PROVIDED INFORMATION START
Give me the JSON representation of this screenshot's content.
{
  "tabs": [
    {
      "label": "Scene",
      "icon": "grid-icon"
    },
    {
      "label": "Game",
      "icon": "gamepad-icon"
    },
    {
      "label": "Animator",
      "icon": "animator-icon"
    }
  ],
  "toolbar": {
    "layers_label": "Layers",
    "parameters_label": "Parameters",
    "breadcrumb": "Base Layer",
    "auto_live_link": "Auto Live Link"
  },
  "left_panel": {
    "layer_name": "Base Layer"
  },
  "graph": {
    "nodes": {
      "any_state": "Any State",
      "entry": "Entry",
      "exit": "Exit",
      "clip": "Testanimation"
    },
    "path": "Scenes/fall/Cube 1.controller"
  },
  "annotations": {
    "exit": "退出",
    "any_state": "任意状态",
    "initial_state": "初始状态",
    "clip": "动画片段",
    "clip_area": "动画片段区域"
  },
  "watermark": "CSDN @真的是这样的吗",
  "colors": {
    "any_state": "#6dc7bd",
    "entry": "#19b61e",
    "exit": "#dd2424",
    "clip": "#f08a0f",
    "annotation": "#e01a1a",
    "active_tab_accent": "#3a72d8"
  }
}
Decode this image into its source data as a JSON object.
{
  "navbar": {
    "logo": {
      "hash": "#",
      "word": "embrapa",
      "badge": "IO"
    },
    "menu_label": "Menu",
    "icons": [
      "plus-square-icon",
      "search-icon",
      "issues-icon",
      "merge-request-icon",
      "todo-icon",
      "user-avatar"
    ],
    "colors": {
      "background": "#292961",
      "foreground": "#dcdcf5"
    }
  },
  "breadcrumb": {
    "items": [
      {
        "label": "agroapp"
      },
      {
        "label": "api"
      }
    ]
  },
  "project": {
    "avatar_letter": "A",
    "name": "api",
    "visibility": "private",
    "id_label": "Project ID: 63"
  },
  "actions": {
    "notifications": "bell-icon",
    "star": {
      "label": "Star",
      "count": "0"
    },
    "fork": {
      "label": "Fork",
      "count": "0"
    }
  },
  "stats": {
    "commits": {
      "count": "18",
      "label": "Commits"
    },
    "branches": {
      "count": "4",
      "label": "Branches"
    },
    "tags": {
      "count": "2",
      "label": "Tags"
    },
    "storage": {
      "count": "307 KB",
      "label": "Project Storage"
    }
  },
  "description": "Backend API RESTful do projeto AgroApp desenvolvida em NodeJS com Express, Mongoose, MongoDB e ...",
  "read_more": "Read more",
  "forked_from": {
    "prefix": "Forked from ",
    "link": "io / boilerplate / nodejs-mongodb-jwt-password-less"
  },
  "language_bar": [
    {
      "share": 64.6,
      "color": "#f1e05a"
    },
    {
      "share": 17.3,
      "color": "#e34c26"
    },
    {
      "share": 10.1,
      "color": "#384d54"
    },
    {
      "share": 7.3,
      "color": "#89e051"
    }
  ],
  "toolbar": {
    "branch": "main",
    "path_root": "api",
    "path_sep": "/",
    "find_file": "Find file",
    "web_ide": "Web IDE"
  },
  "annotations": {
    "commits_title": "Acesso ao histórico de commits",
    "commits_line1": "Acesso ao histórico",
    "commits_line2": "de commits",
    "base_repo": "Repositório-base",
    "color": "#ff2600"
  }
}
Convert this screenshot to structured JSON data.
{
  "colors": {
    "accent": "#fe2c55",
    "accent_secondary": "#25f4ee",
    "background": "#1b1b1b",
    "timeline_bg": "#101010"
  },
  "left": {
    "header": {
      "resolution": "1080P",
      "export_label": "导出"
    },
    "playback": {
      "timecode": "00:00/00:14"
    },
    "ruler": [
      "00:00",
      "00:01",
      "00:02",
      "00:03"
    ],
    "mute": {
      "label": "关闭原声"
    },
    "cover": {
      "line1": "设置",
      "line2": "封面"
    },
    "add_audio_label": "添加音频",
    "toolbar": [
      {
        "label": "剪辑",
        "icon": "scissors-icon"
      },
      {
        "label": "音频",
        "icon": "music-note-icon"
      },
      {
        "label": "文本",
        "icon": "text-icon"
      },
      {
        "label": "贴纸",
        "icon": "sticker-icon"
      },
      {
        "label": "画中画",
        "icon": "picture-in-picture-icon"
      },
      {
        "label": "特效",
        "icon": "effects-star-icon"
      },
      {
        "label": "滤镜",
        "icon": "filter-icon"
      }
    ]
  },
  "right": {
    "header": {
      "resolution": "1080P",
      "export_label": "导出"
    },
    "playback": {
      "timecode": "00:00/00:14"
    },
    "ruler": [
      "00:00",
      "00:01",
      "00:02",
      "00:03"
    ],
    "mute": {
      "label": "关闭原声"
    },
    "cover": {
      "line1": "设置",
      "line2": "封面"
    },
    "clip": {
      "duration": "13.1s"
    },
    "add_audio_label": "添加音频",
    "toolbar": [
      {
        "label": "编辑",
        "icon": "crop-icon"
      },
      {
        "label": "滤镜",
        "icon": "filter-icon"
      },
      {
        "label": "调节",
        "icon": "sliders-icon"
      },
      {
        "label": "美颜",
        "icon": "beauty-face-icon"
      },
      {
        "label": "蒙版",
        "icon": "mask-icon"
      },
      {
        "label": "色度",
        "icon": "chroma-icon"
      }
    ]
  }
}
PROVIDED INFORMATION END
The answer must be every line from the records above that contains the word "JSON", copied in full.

**TASK RESPONSE**
Give me the JSON representation of this screenshot's content.
Decode this image into its source data as a JSON object.
Convert this screenshot to structured JSON data.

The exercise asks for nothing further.